→ **What the exercise asks**
Could the data underneath be repeated exactly, in full?
[Records to process — start]
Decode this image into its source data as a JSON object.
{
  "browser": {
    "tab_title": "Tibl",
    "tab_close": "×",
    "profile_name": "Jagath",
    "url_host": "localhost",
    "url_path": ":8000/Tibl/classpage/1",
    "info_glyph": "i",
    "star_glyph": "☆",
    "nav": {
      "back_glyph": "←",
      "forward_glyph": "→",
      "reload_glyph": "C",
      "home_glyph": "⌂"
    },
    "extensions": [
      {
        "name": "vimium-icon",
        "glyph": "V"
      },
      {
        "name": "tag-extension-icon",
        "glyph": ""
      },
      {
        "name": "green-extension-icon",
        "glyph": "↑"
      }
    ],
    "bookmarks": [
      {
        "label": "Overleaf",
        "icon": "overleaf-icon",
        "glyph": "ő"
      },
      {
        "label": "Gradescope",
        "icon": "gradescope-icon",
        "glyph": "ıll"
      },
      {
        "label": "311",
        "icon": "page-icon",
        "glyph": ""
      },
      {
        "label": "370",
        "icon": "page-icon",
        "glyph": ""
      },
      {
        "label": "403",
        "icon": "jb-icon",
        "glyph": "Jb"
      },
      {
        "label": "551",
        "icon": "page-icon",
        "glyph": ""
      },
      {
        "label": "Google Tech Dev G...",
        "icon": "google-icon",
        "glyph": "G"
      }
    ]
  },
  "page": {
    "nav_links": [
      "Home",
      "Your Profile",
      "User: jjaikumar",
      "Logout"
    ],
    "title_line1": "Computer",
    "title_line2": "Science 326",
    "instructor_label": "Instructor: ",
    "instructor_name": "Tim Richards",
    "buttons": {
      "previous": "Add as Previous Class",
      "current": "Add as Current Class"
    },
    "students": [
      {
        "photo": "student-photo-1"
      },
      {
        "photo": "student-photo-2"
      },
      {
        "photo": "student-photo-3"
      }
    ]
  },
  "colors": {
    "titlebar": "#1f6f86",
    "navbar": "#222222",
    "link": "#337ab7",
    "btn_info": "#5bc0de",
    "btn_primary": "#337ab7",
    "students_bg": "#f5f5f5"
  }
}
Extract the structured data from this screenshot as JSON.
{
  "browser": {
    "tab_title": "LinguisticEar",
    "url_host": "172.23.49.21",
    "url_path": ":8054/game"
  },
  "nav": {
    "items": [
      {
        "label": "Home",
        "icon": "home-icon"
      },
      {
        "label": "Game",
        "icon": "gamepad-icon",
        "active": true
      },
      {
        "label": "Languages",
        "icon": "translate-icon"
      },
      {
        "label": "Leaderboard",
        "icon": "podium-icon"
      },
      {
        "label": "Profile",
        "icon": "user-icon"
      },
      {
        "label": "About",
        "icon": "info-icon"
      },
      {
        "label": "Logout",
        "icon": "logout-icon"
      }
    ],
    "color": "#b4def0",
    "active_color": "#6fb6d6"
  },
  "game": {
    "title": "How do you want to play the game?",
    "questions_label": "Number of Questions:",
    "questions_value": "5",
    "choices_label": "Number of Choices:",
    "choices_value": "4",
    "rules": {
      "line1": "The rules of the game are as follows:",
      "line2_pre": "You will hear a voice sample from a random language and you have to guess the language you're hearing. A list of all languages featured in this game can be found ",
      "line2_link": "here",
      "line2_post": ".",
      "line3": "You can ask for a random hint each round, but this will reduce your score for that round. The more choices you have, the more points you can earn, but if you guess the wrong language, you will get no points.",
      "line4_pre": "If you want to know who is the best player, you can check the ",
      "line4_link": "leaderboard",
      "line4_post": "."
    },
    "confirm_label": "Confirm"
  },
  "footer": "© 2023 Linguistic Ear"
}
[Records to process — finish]
→ **Solved problem**
Decode this image into its source data as a JSON object.
{
  "browser": {
    "tab_title": "Tibl",
    "tab_close": "×",
    "profile_name": "Jagath",
    "url_host": "localhost",
    "url_path": ":8000/Tibl/classpage/1",
    "info_glyph": "i",
    "star_glyph": "☆",
    "nav": {
      "back_glyph": "←",
      "forward_glyph": "→",
      "reload_glyph": "C",
      "home_glyph": "⌂"
    },
    "extensions": [
      {
        "name": "vimium-icon",
        "glyph": "V"
      },
      {
        "name": "tag-extension-icon",
        "glyph": ""
      },
      {
        "name": "green-extension-icon",
        "glyph": "↑"
      }
    ],
    "bookmarks": [
      {
        "label": "Overleaf",
        "icon": "overleaf-icon",
        "glyph": "ő"
      },
      {
        "label": "Gradescope",
        "icon": "gradescope-icon",
        "glyph": "ıll"
      },
      {
        "label": "311",
        "icon": "page-icon",
        "glyph": ""
      },
      {
        "label": "370",
        "icon": "page-icon",
        "glyph": ""
      },
      {
        "label": "403",
        "icon": "jb-icon",
        "glyph": "Jb"
      },
      {
        "label": "551",
        "icon": "page-icon",
        "glyph": ""
      },
      {
        "label": "Google Tech Dev G...",
        "icon": "google-icon",
        "glyph": "G"
      }
    ]
  },
  "page": {
    "nav_links": [
      "Home",
      "Your Profile",
      "User: jjaikumar",
      "Logout"
    ],
    "title_line1": "Computer",
    "title_line2": "Science 326",
    "instructor_label": "Instructor: ",
    "instructor_name": "Tim Richards",
    "buttons": {
      "previous": "Add as Previous Class",
      "current": "Add as Current Class"
    },
    "students": [
      {
        "photo": "student-photo-1"
      },
      {
        "photo": "student-photo-2"
      },
      {
        "photo": "student-photo-3"
      }
    ]
  },
  "colors": {
    "titlebar": "#1f6f86",
    "navbar": "#222222",
    "link": "#337ab7",
    "btn_info": "#5bc0de",
    "btn_primary": "#337ab7",
    "students_bg": "#f5f5f5"
  }
}
Extract the structured data from this screenshot as JSON.
{
  "browser": {
    "tab_title": "LinguisticEar",
    "url_host": "172.23.49.21",
    "url_path": ":8054/game"
  },
  "nav": {
    "items": [
      {
        "label": "Home",
        "icon": "home-icon"
      },
      {
        "label": "Game",
        "icon": "gamepad-icon",
        "active": true
      },
      {
        "label": "Languages",
        "icon": "translate-icon"
      },
      {
        "label": "Leaderboard",
        "icon": "podium-icon"
      },
      {
        "label": "Profile",
        "icon": "user-icon"
      },
      {
        "label": "About",
        "icon": "info-icon"
      },
      {
        "label": "Logout",
        "icon": "logout-icon"
      }
    ],
    "color": "#b4def0",
    "active_color": "#6fb6d6"
  },
  "game": {
    "title": "How do you want to play the game?",
    "questions_label": "Number of Questions:",
    "questions_value": "5",
    "choices_label": "Number of Choices:",
    "choices_value": "4",
    "rules": {
      "line1": "The rules of the game are as follows:",
      "line2_pre": "You will hear a voice sample from a random language and you have to guess the language you're hearing. A list of all languages featured in this game can be found ",
      "line2_link": "here",
      "line2_post": ".",
      "line3": "You can ask for a random hint each round, but this will reduce your score for that round. The more choices you have, the more points you can earn, but if you guess the wrong language, you will get no points.",
      "line4_pre": "If you want to know who is the best player, you can check the ",
      "line4_link": "leaderboard",
      "line4_post": "."
    },
    "confirm_label": "Confirm"
  },
  "footer": "© 2023 Linguistic Ear"
}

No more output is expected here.